* _TASK TO COMPLETE_
Give the number of lines below that contain "value", with no other output.

Start of DATASET RECORDS

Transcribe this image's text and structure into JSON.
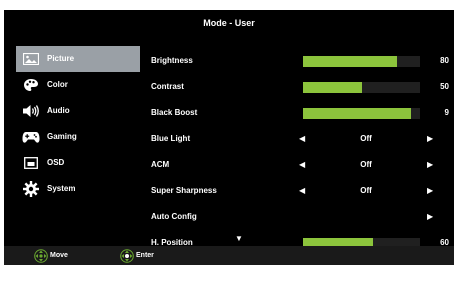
{
  "title": "Mode - User",
  "sidebar": {
    "items": [
      {
        "label": "Picture",
        "icon": "picture-icon",
        "active": true
      },
      {
        "label": "Color",
        "icon": "palette-icon"
      },
      {
        "label": "Audio",
        "icon": "speaker-icon"
      },
      {
        "label": "Gaming",
        "icon": "gamepad-icon"
      },
      {
        "label": "OSD",
        "icon": "osd-icon"
      },
      {
        "label": "System",
        "icon": "gear-icon"
      }
    ]
  },
  "rows": [
    {
      "label": "Brightness",
      "type": "bar",
      "value": 80
    },
    {
      "label": "Contrast",
      "type": "bar",
      "value": 50
    },
    {
      "label": "Black Boost",
      "type": "bar",
      "value": 9,
      "fill_fraction": 0.92
    },
    {
      "label": "Blue Light",
      "type": "select",
      "value": "Off"
    },
    {
      "label": "ACM",
      "type": "select",
      "value": "Off"
    },
    {
      "label": "Super Sharpness",
      "type": "select",
      "value": "Off"
    },
    {
      "label": "Auto Config",
      "type": "action"
    },
    {
      "label": "H. Position",
      "type": "bar",
      "value": 60
    }
  ],
  "footer": {
    "move_label": "Move",
    "enter_label": "Enter"
  },
  "colors": {
    "accent": "#8cc43c",
    "active_bg": "#9aa0a6",
    "footer_icon": "#6aa830"
  }
}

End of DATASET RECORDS

* _THE ANSWER_
7